"The brand that is leading the way in this area is the 1 Hotels brand with hotels in New York City, Brooklyn, South Beach, West Hollywood and Haitang Bay, China," he says. "They have taken sustainability to a whole new level at their Brooklyn Bridge location, 1 Hotel Brooklyn Bridge. Their philosophy is simple: 1 Vision. The future of the world and the future of hospitality are one and the same... This unique approach is relevant, and guests have the unique opportunity to be fully immersed in the brand’s ethos."

Small Luxury Hotels of the World puts out an annual trend report and plans are moving forward to launch a Sustainability Manifesto this year, committing member properties to specific green best practices. Initiatives will include the elimination of single-use plastics, providing toiletries in locally manufactured celadon containers and placing reusable shopping bags in each guest room.

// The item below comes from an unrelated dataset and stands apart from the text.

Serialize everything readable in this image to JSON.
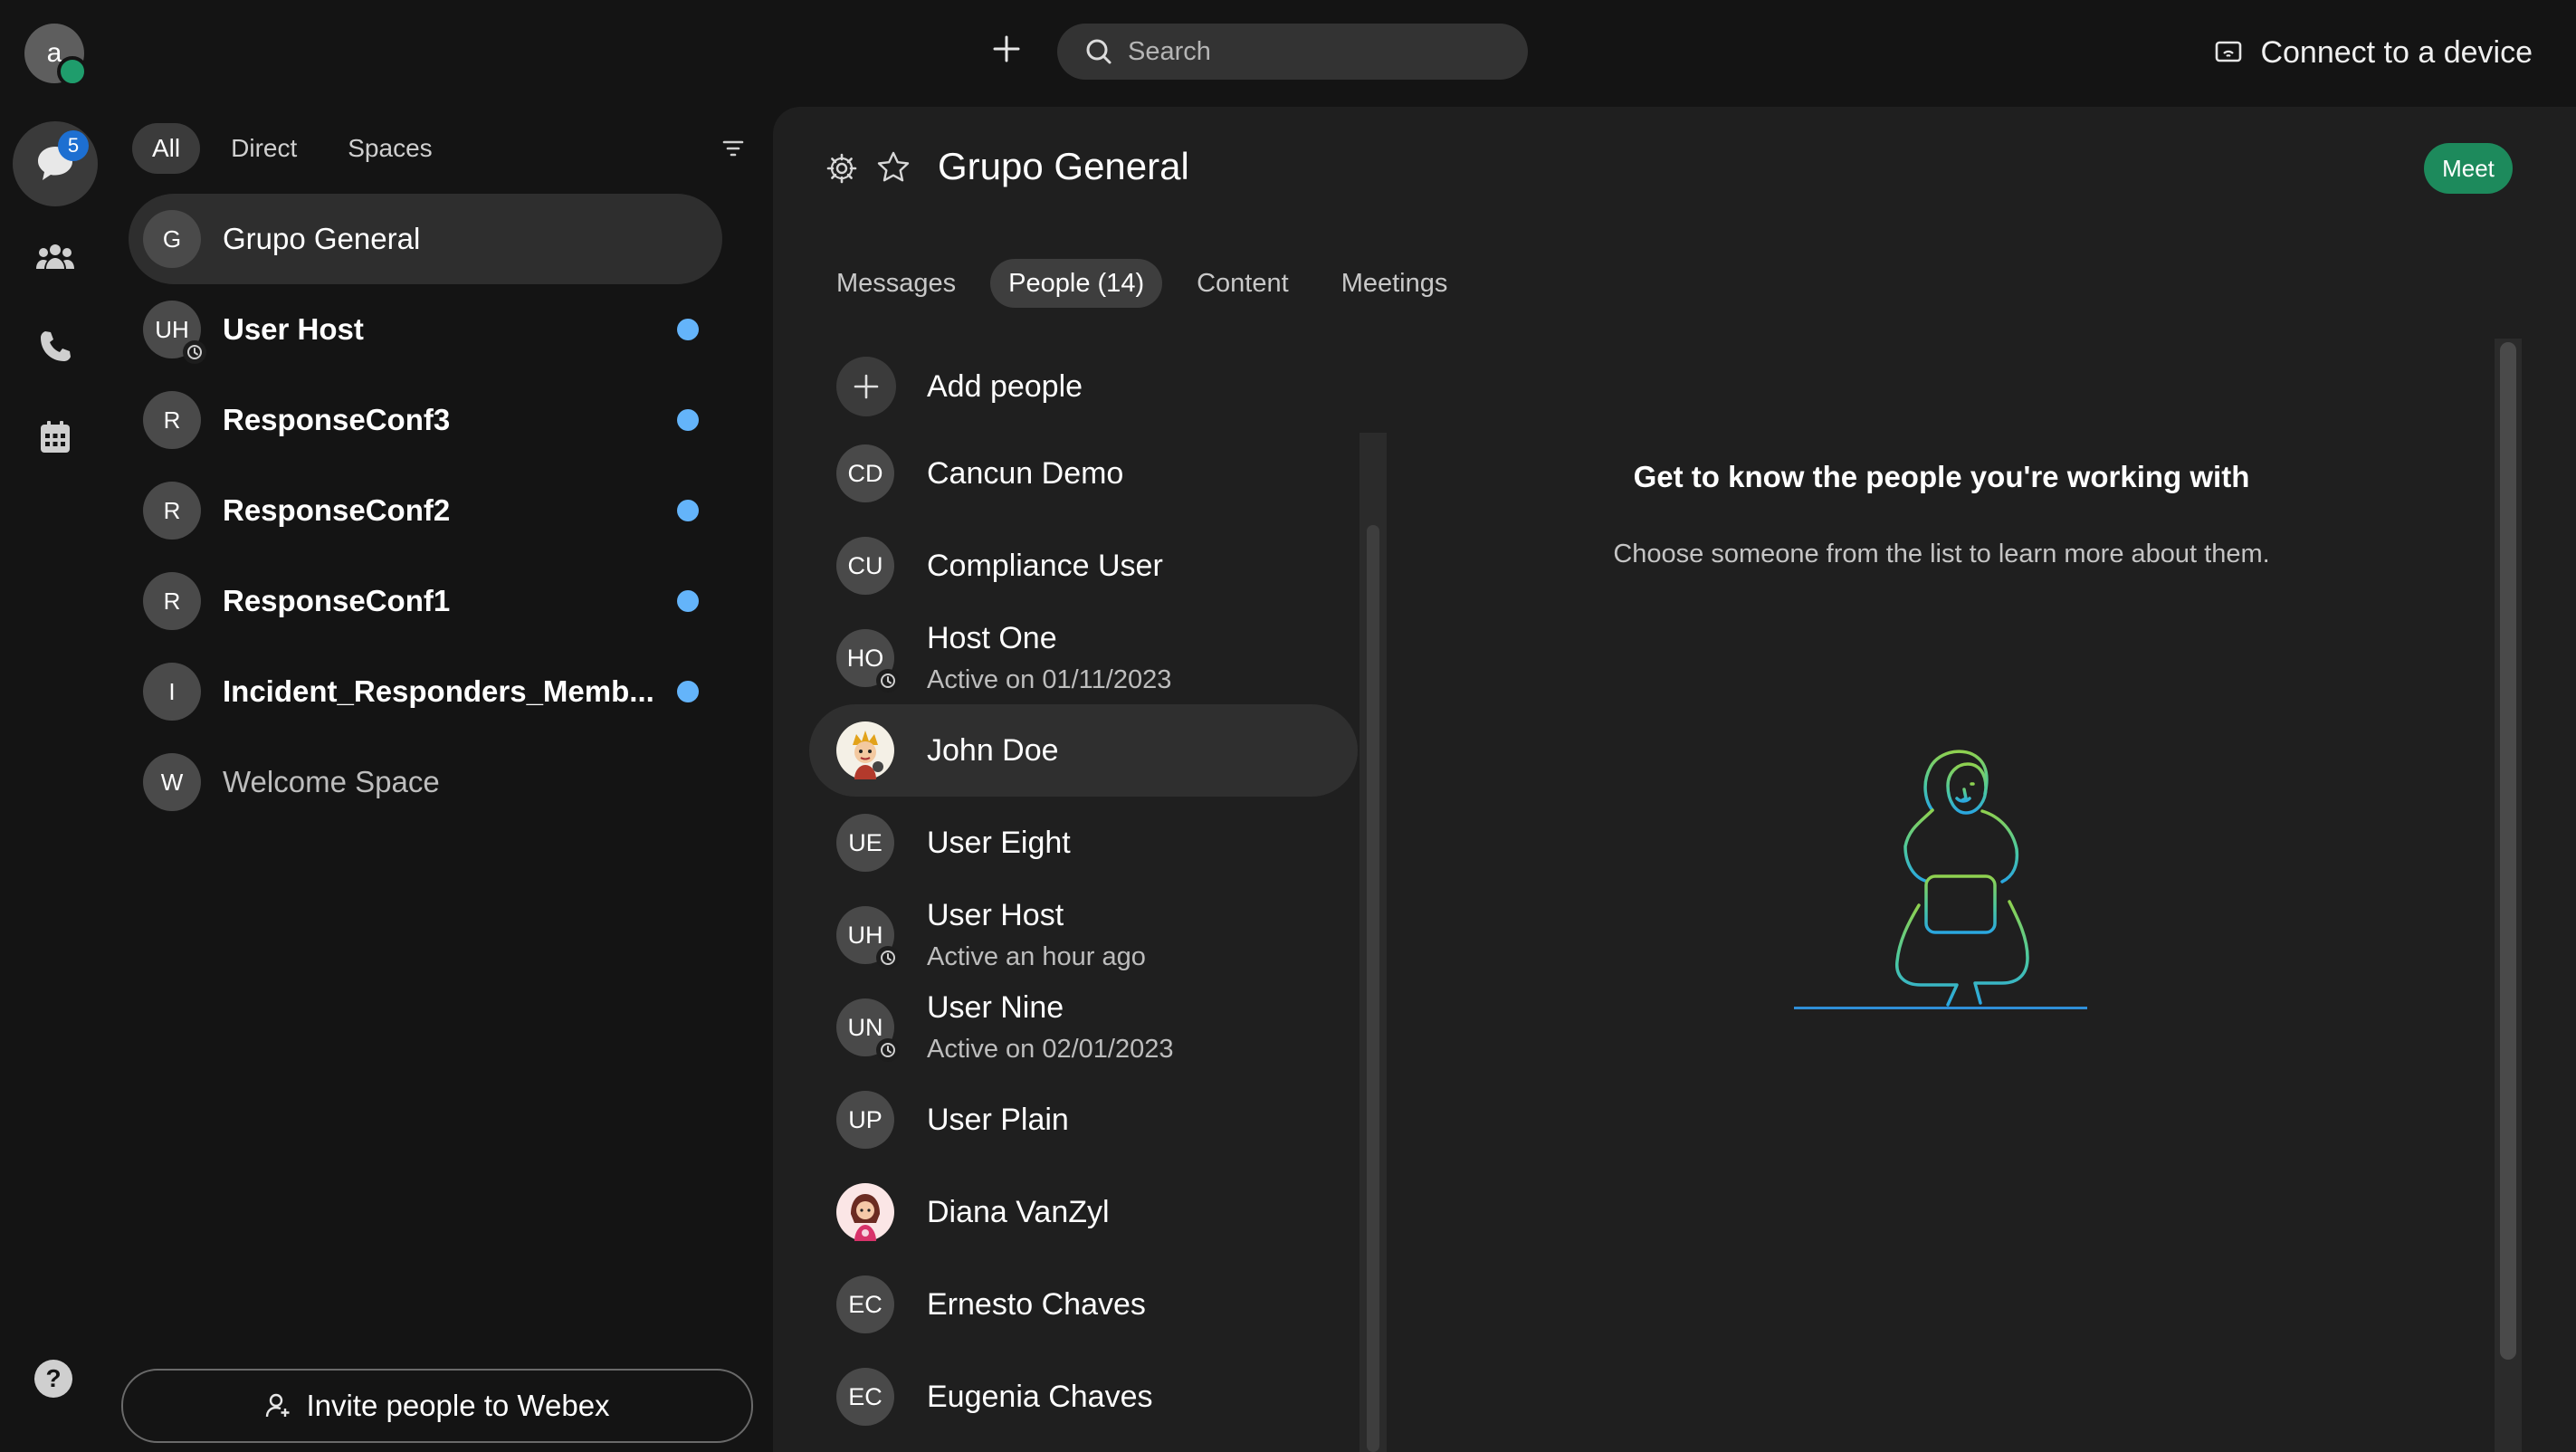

Studying its customers, Preferred Hotels & Resorts has noticed that a new generation of management is involved in the planning process. "More and more stakeholders and decision-makers are Millennials and Gen Zers," says Butterfield. "Savvy planners recognize the need to program their events to appeal to these stakeholders. Authentic experiences are key — followed closely by sustainability and corporate social responsibility. Our member hotels who cater to these desires will find greater success than those who don't."